A river in between two fields
In areas with frequent droughts or limited water availability, many producers are conserving water by adopting more efficient irrigation systems combined with improved soil management practices. Photo by Lance Cheung, USDA

Farmers and ranchers in many parts of the country are taking steps to make irrigation systems more efficient and cost effective. Regardless of which irrigation system you use, there are common ways to improve your management of irrigation water.

  • Improve soil health. The soil management practices described in this bulletin increase organic matter, aggregation, infiltration, waterholding capacity and rooting volume. They reduce crusting, erosion and surface evaporation. All of this maximizes a crop’s ability to use the irrigation water you apply.
  • Use water conservatively. Schedule irrigation times and amounts based on data from soil moisture sensors and weather forecasts, and based on the needs of the crop at different growth stages. Work with local specialists to determine the best ways to integrate sensor technologies on your farm. There may be other ways to modify your irrigation system to make it more efficient or opportunities to replace one system for another. Careful water management can also help manage salinity issues.
  • Harvest and reuse water. Water storage systems can be used to catch and store rainwater to supplement your needs, depending on your state and farming circumstances. If available, explore options for using good-quality recycled wastewater. EPA’s Guidelines for Water Reuse may help you find out your state’s regulations.

Contact an NRCS technical service specialist to develop an irrigation management plan that will control volume, frequency and flow rate to promote desired crop response, optimize water use, improve water quality, minimize irrigation-induced soil erosion, manage salts in the root zone and reduce energy consumption.

An irrigation audit may help determine what goals or outcomes are best for your individual farm. The Texas Water Conservation Implementation Task Force uses an audit with three phases: 
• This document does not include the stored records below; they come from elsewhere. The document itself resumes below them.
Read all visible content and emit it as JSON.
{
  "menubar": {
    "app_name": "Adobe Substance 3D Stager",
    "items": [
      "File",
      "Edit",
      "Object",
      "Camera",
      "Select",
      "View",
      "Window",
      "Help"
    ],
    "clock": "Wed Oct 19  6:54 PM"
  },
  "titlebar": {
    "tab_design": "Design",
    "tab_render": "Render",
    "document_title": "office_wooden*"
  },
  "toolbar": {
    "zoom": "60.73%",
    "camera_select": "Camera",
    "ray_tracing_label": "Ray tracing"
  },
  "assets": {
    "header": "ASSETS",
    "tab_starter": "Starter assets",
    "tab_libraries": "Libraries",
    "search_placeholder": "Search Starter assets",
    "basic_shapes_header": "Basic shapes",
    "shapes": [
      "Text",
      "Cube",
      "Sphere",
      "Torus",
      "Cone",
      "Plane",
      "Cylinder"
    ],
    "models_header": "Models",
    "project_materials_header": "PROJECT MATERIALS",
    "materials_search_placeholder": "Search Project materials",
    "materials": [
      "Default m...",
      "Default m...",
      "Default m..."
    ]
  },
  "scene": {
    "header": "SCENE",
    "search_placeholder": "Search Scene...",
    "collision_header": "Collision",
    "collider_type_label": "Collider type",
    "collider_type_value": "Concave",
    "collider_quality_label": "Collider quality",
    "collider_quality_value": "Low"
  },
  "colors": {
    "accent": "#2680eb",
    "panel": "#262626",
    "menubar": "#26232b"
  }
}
  • Data collection. Key information may include sketches or maps of fields, locations of water supply networks, meters or measuring points, and inventories of pumping plants. Crop types, field slope, soil types and textures, and infiltration rates are also important. Irrigation scheduling method, previous water use data and prior audit results can also be significant, along with well construction information and well testing records. 
  • Onsite audit. A physical irrigation audit should verify water use by assessing water and energy use efficiency across the farm. 
  • Audit report. Data gathering and onsite audit phases should provide enough information to generate a report about current equipment, recent irrigation schedules and identified water uses throughout the operation. The irrigation audit report generally provides practical options for scheduling maintenance to improve irrigation systems and serves as a guidance tool for making innovative management changes.